Sox closer Jonathan Papelbon and catcher Jason Varitek were both tossed by Randazzo for arguing the strikezone in a game Boston came back to win, 9-8, after the A's tied it with four runs in the ninth -- all off Papelbon.
Papelbon, livid after he was ejected, ran over toward Randazzo and made contact with him, though he said he did not intend to do so. Papelbon, who had never been ejected before in his career, may face a fine and a suspension.
Boston began the inning, Papelbon's first, ahead, 7-3. Varitek was tossed after a Cliff Pennington double brought the A's within a run, and Papelbon faced the same fate one pitch later, after a game-tying single from pinch-hitter Conor Jackson.
"I don't believe so, if I did it wasn't on purpose," Papelbon said when asked if he made contact with Randazzo, who's been a Major League ump since 1999. "I don't think it was like anything, I may have brushed up against him but nothing like you know pushing him, so nothing to the point of where I was trying to get physical with him by any means."
Papelbon said he was trying to talk to his new catcher, Jarrod Saltalamacchia, and that he had his back to Randazzo at the time Randazzo took issue with his comments.
"I more or less was just trying to get Salty out here and say, 'Hey, you know, come talk to me, let's figure out this zone so I know how to go about this,'" Papelbon said. "Cause I had no idea what his zone was.

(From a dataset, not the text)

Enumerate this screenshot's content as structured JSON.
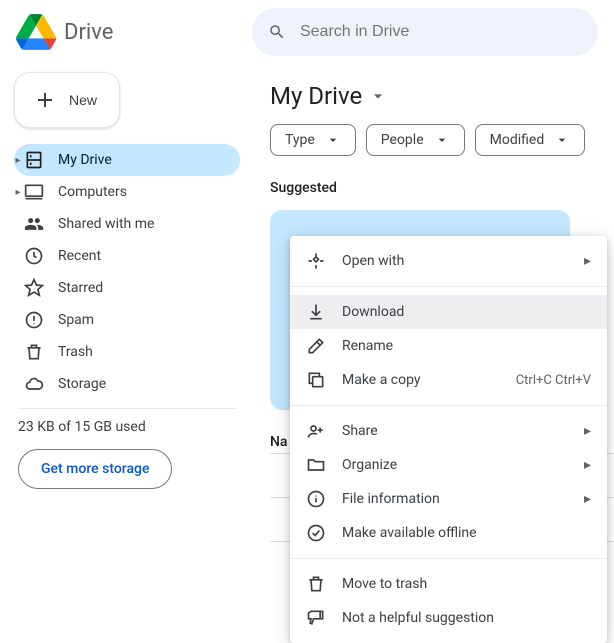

I don't know, I guess he may have jumped to the conclusion that I was talking to him, and then I felt like he threw his arms up in the air, for no reason, towards me."
Saltalamacchia had a similar take.
"[Papelbon] was talking to me and then [Randazzo] kind of turned around and walked away, and then I don't know what happened after that," Saltalamacchia said. "He just kind of jumped out behind me and started talking to Pap. ... I don't think there was any reason for [the ejection]. Pap had already turned around and walked the other way. I think [the ump] should have just left it at that and moved on."
Varitek, 0-for-3 with two strikeouts, seemed upset after he struck out looking in the fifth inning, but said that was in the past by the time he became upset about pitches Papelbon wasn't getting called for strikes.
"It's hard to go into detail. I just felt like there were a few pitches with Pap that would change the course of that entire inning," said Varitek, who has five career ejections. "I could've handled things a little different."
Varitek said there was a two-strike pitch to Daric Barton, who walked as the second batter of the inning, that was particularly bothersome. Papelbon and manager Terry Francona had both gone over to Varitek to try to separate him from the umpire.
Francona got to the plate area quickly after Papelbon ran toward Randazzo.
"I wasn't out there for the conversations," Francona said. "I thought 'Tek was frustrated with his perception. I don't know about balls and strikes, but maybe just some inconsistencies on the zone. Pap said he was talking to Salty. That's what set him off. Again, I thought Tony got a little aggressive there. Once he charged him ... I can't get out there quick enough. I wish I could."
Crew chief Brian Gorman, who was at second base Saturday, said after the game that umpires "can't comment right now, because the report's not written. So we still got to write the report and any comment should be made after the report is filed with New York."
Papelbon said he was not concerned with the possibility of disciplinary action from the league.
"I know now that after the fact, maybe I should've handled it different," he said. "The league's going to come down on me the way they want to, whether they believe me or not. Like I said, I wasn't trying to maliciously bump him."